Ambari is 100% open source and included in HDP, greatly simplifying installation and initial configuration of Hadoop clusters. In this article we'll be running through some installation steps to get started with Ambari. Most of the steps here are covered in the main HDP documentation here.
Ambari is a 100% open-source, it included in the HDP platform, making the project installation and initialization hadoop cluster configurations. This article will introduce Ambari installation steps. Most of the content here are included in the HDP document.
The first order of business is getting Ambari Server itself installed. There are different approaches to this, but for the purposes of this short tour, we'll assume Ambari is already installed on its own dedicated node somewhere or on one of the nodes on the (future) cluster itself. Instructions can be found under the installation steps linked above. Once Ambari Server is running, the hard work is actually done. Ambari simplifies cluster install and initial configuration with a wizard interface, taking care of it with but a few clicks and decisions from the end user Hit http:. // :..! 8080 and log in with admin / admin Upon logging in, we are greeted with a user-friendly, wizard interface Welcome to Apache Ambari Name that cluster and let's get going.
The first step in the installation Ambari the service side, we simply say that we assume Ambari server has been successfully installed on proprietary node that is part of the cluster.

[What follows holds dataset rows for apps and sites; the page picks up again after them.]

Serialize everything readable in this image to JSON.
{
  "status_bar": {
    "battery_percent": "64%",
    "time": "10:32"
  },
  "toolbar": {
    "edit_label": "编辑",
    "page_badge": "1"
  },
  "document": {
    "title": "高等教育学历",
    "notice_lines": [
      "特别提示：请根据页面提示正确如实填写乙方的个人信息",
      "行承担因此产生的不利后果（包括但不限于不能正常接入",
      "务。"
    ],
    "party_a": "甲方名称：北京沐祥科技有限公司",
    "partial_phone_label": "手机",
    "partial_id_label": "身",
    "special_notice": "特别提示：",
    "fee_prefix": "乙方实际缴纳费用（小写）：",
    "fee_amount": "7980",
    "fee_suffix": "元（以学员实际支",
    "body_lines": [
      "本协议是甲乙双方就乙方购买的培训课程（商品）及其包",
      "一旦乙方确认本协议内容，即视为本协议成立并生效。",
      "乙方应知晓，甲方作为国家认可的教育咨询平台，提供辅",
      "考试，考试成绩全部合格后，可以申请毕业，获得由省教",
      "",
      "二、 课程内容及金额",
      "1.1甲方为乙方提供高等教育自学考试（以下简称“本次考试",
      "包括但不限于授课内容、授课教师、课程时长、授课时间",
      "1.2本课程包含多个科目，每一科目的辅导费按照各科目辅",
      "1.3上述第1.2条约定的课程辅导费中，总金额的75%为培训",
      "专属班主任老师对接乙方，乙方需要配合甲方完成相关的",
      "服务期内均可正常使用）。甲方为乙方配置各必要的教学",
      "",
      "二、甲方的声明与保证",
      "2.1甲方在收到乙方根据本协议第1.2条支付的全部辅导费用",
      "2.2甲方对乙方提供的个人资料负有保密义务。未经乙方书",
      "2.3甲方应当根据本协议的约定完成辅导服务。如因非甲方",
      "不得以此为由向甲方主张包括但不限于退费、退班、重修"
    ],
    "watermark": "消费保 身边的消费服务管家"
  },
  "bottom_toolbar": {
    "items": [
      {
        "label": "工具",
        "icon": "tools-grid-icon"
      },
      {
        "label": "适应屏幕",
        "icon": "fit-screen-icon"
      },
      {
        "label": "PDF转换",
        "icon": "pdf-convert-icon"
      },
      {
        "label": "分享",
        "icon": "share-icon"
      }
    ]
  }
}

In the above-mentioned connection is installed inside. When the server is running Ambari, responsible for the work has already begun. Ambari provide a friendly interactive entry to simplify the installation and configuration of the cluster, easy operation can be configured, in particular, login to your node http: // ip: 8080 / and then use admin / admin login. After landing a name to the cluster.
Now we can target hosts for installation with a full listing of host names or regular expressions (in situations when there are many nodes with similar names):

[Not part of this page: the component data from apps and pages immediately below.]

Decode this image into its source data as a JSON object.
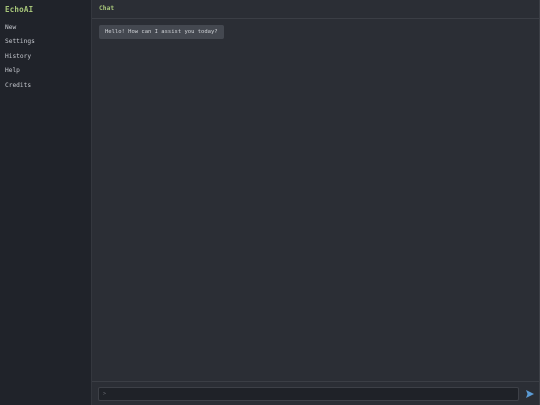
{
  "sidebar": {
    "brand": "EchoAI",
    "items": [
      {
        "label": "New"
      },
      {
        "label": "Settings"
      },
      {
        "label": "History"
      },
      {
        "label": "Help"
      },
      {
        "label": "Credits"
      }
    ]
  },
  "header": {
    "title": "Chat"
  },
  "chat": {
    "messages": [
      {
        "text": "Hello! How can I assist you today?"
      }
    ]
  },
  "composer": {
    "value": "",
    "placeholder": ">"
  },
  "icons": {
    "send": "send-arrow-icon"
  },
  "colors": {
    "accent": "#a8c77a",
    "send": "#5b9bd5",
    "sidebar_bg": "#20232a",
    "main_bg": "#2b2e35"
  }
}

Now let's configure the machine list (you can use a regular node to match a similar machine name)
. The next step is node registration, with Ambari doing all of the heavy lifting for us An interface to track progress and drill down into log files is made available:
Next is a registered node, Ambari help us to do, and can provide an interface to view the execution process,
Upon registration completion, a detailed view of host checks run and options to re-run are also available:
Once registration is completed, the machine detects the current status
Next, we select which high level components we want for the cluster Dependency checks are all built in, so no worries about knowing which services are pre-requisites for others.:
Next, we choose we need to install the module, built-in dependency checking
After service selection, node-specific service assignments are as simple as checking boxes:
Next service selection, easy customization
This is where some minor typing may be required Ambari allows simple configuration of the cluster via an easy to use interface, calling out required fields when necessary.:
Here it requires only a few simple inputs. When you need to install the service, Ambari supports easy configuration on the page.
Once configuration has been completed, a review pane is displayed. This is a good point to pause and check for anything that requires adjustment. The Ambari wizard makes that simple. Things look fabulous here, though, so onwards!
When the configuration is complete, the preview will be hidden. This is the start and pause detection relies .Ambari makes this guide is very simple, although just started, but it looks pretty cool.
. Ambari will now execute the actual installation and necessary smoke tests on all nodes in the cluster Sit back and relax, Ambari will perform the heavy lifting yet again:
Ambari now supports the installation and the necessary smoke tests in a real environment, all nodes of the cluster. Relaxation scare sit, let Ambari start doing the heavy lifting chores.
If you are itching to get involved, detailed drill-downs are available to monitor progress:
If you want to check the next, you can talk to these procedures to view the monitoring process.
Ambari tracks all progress and activities for you, dynamically updating the interface:
Ambari collect all processes and activity data, and dynamically updates to the page:
And just like that, we have our Hortonworks Data Platform Cluster up and running, ready for that high priority POC:
See below, you have to speak HDP run up, ready to start work ...
Go forth and prosper, my friends. May the (big) data be with you.